Mental Budgeting versus Relative Thinking
- (pp. 148-52)
AbstractIn many situations, mental budgeting and relative thinking predict results that are in opposing directions. We study a situation of this type and provide evidence for when the predictions of one model will dominate the other.
CitationHirshman, Samuel, Devin Pope, and Jihong Song. 2018. "Mental Budgeting versus Relative Thinking." AEA Papers and Proceedings, 108: 148-52. DOI: 10.1257/pandp.20181095
- D12 Consumer Economics: Empirical Analysis
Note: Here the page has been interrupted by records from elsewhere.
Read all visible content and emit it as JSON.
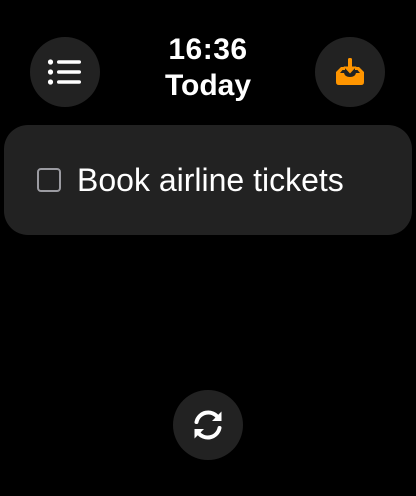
{
  "header": {
    "time": "16:36",
    "date": "Today"
  },
  "toolbar": {
    "menu_icon": "list-icon",
    "inbox_icon": "inbox-download-icon",
    "sync_icon": "sync-arrows-icon"
  },
  "tasks": [
    {
      "label": "Book airline tickets",
      "checked": false
    }
  ],
  "colors": {
    "background": "#000000",
    "surface": "#222222",
    "accent": "#ff9500",
    "checkbox_border": "#9b9ba1",
    "text": "#ffffff"
  }
}
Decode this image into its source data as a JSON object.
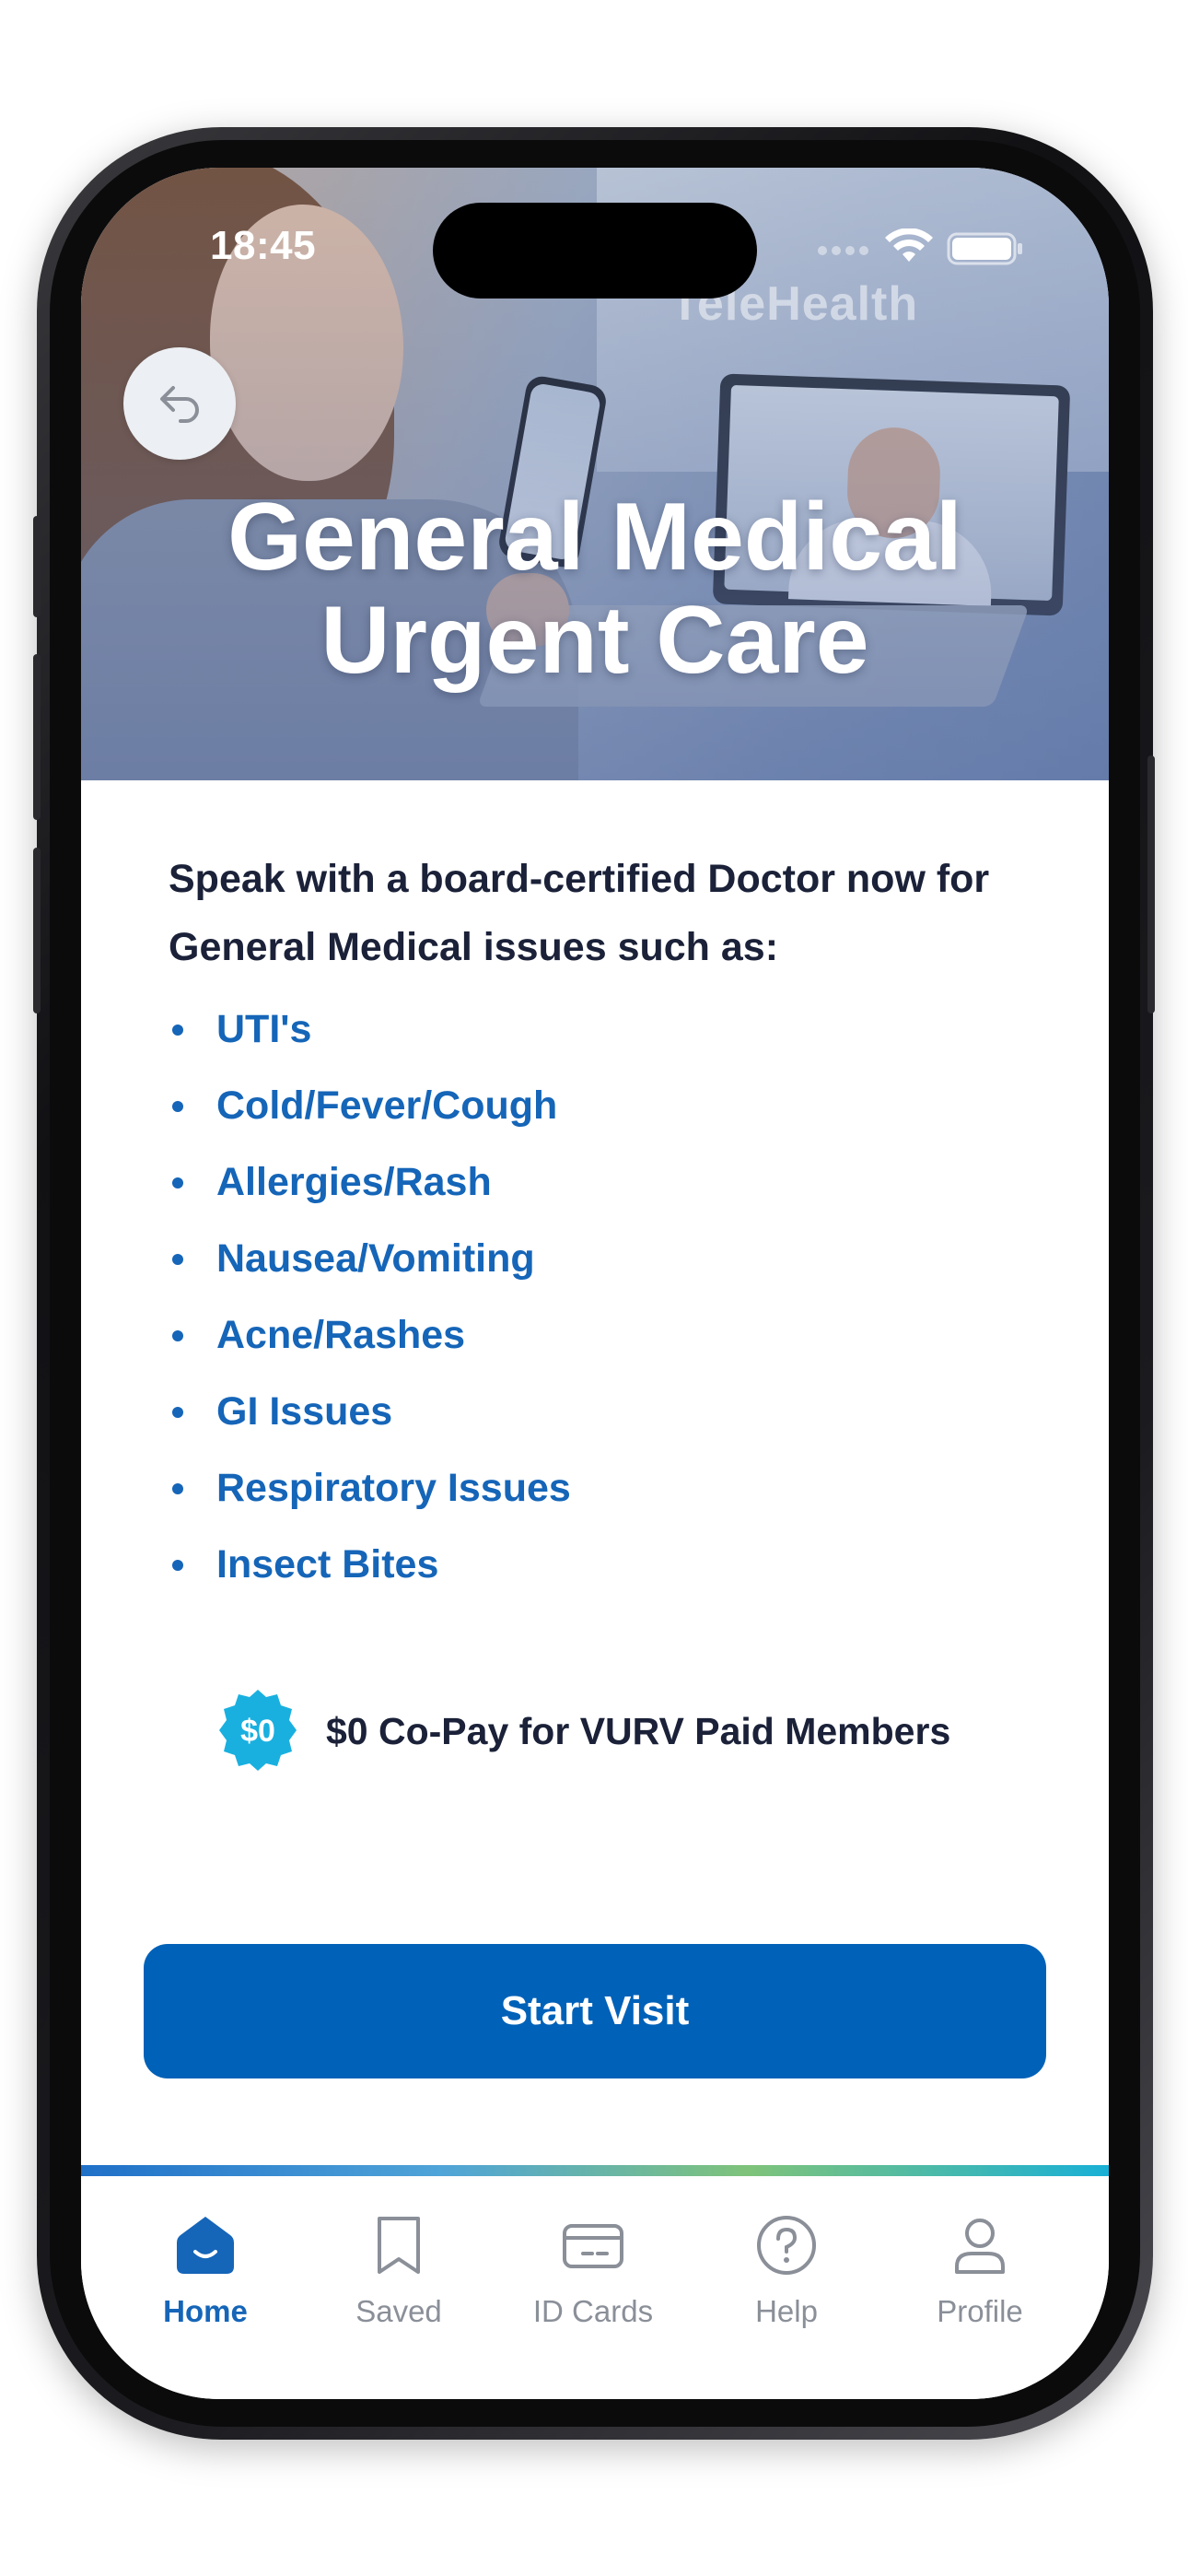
{
  "status_bar": {
    "time": "18:45"
  },
  "hero": {
    "watermark": "TeleHealth",
    "title_line1": "General Medical",
    "title_line2": "Urgent Care"
  },
  "intro": "Speak with a board-certified Doctor now for General Medical issues such as:",
  "conditions": [
    "UTI's",
    "Cold/Fever/Cough",
    "Allergies/Rash",
    "Nausea/Vomiting",
    "Acne/Rashes",
    "GI Issues",
    "Respiratory Issues",
    "Insect Bites"
  ],
  "copay": {
    "badge": "$0",
    "text": "$0 Co-Pay for VURV Paid Members"
  },
  "start_button": "Start Visit",
  "tabs": [
    {
      "label": "Home",
      "icon": "home-icon",
      "active": true
    },
    {
      "label": "Saved",
      "icon": "bookmark-icon",
      "active": false
    },
    {
      "label": "ID Cards",
      "icon": "id-card-icon",
      "active": false
    },
    {
      "label": "Help",
      "icon": "help-icon",
      "active": false
    },
    {
      "label": "Profile",
      "icon": "profile-icon",
      "active": false
    }
  ],
  "colors": {
    "primary": "#0061b8",
    "link_blue": "#1565b8",
    "text_dark": "#1a2138",
    "badge_cyan": "#19b0e0",
    "tab_inactive": "#8a8f98"
  }
}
- D91 Micro-Based Behavioral Economics: Role and Effects of Psychological, Emotional, Social, and Cognitive Factors on Decision Making